Sunday, December 9, 2018

Ennio Morricone's Moscow Farewell (from Mosca Addio) - A Brief Music Insight



I first listened to this piece of music in the late 90s as part of some compilation music CD. Didn't think much of it. Came back to it a year later. Didn't think much of it. Came back to it a while later. It struck a chord then. It made me wonder. Could it have been composed for a love scene? Imagination took hold. Two people who meet in a bar go to his place. Or her place. There is no hesitation. No awkwardness. No wasted chit chat. All that was already done. They know what they want. They have done it before. They start making love. More gentle than rough. Like it was something more than the sex that they both needed this time. Vulnerabilities abound. They are noticed. And accepted. The rest of the city starts to switch off. It starts snowing. Probably the next morning, the roads will be full of the brown stuff on the sidewalks and snarling rush hour traffic and office worker bees clamoring in and out of their favorite coffee shops. But the lovers are not thinking of those things now. They are experiencing a different world.

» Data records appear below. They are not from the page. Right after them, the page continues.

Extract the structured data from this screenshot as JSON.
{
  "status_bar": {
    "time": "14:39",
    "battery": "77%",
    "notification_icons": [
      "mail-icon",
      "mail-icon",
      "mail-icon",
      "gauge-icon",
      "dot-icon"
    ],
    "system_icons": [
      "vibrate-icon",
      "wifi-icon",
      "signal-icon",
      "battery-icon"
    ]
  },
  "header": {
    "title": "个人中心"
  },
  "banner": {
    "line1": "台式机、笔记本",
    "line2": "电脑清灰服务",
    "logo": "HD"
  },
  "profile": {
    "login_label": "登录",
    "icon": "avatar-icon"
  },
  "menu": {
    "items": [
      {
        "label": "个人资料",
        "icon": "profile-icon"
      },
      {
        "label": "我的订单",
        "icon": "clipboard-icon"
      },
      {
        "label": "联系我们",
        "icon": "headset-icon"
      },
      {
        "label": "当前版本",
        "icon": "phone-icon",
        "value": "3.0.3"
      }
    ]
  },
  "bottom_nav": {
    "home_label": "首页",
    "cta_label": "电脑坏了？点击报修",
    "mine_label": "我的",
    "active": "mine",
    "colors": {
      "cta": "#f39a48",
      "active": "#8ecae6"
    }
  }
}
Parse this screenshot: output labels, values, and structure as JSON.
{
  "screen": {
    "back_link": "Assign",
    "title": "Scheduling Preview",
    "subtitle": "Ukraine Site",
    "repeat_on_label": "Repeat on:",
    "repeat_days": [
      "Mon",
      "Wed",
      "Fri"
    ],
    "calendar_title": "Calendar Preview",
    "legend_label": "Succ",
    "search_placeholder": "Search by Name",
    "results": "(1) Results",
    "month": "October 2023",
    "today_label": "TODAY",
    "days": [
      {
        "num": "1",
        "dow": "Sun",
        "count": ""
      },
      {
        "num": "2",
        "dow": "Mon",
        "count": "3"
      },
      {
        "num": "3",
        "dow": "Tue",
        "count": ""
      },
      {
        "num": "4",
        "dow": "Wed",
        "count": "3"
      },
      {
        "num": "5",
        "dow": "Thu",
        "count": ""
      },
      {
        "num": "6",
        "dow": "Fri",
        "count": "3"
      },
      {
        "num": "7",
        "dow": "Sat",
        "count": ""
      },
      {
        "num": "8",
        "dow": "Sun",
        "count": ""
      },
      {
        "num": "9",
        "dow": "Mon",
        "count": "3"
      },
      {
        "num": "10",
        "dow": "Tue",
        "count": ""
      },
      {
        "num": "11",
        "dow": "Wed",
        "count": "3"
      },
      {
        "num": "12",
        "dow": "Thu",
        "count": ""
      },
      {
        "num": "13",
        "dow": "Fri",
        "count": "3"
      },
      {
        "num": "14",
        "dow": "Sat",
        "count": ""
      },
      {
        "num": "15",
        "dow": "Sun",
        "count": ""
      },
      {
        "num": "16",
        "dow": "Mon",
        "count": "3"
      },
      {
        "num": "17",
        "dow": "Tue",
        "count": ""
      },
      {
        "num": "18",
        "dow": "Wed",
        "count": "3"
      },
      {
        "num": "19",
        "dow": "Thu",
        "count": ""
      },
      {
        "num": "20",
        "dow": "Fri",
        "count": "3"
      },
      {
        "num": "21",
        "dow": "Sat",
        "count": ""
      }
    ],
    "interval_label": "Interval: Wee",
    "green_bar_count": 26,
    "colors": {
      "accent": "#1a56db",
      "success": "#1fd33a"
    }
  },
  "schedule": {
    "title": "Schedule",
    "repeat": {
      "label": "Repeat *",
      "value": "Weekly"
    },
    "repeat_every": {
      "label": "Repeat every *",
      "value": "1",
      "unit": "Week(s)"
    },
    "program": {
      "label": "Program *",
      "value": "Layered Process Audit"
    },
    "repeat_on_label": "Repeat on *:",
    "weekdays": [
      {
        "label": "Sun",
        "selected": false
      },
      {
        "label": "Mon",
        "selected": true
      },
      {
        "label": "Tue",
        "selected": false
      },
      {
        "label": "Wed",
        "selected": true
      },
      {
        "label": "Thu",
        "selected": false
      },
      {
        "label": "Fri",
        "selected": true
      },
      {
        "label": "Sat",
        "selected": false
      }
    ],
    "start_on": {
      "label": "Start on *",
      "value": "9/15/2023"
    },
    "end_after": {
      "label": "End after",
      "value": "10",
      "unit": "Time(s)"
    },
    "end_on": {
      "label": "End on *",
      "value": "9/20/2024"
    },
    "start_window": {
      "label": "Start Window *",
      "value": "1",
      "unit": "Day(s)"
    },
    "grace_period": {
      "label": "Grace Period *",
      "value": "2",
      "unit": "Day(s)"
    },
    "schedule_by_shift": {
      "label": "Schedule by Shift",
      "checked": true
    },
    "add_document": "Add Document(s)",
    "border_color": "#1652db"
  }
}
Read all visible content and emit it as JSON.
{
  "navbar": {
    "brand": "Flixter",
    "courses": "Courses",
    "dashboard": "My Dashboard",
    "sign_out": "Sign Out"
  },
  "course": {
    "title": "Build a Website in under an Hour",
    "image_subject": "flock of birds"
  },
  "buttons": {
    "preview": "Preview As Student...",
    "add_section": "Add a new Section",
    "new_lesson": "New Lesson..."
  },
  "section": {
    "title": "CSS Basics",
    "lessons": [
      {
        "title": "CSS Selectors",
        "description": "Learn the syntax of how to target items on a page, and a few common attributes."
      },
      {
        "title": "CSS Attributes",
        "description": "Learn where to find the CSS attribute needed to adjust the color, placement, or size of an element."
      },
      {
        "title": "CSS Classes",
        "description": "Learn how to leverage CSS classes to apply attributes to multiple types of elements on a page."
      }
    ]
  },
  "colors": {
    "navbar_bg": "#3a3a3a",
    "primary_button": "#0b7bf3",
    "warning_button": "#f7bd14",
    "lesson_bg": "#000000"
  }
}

Well, I just found this music on YouTube. So much for imagination. Turns out to be an Italian movie with a Russian theme. It looks like this music might have been played during the climax. Different kind of climax than what I had had in mind for twenty years. I am not familiar with Italian cinema. So an Italian movie about Russia is an odd combination for me. Like the guitar and the sax in the music itself. Maybe there is more to Italy than soccer and the Tuscan sun and Professor Langdon running around. Rome in her heyday. The premise of the movie is intriguing enough that I don't want to watch it. Lest it ruin my impression of the music. And the music itself is as fresh as when I first heard it twenty years ago. There are only a few instruments involved. Its minimalist music at its best. Full of clarity. Like a lone blue flower against a black background. The only other composer who could have rivaled Ennio Morricone on this back in the day would have been Jerry Goldsmith. Maybe Alan Silvestri on a good day. Today, it would be Hans Zimmer. Any day. This is not music for the headphones. As that indicates physical presence in a distracting environment. Like in a green line train. This is music meant to fill a living room. This requires tower speakers. And a center channel speaker. Tiny and humongous living rooms. With the cat in its own world. Doesn't matter. It may all be too melancholic for most people in the end.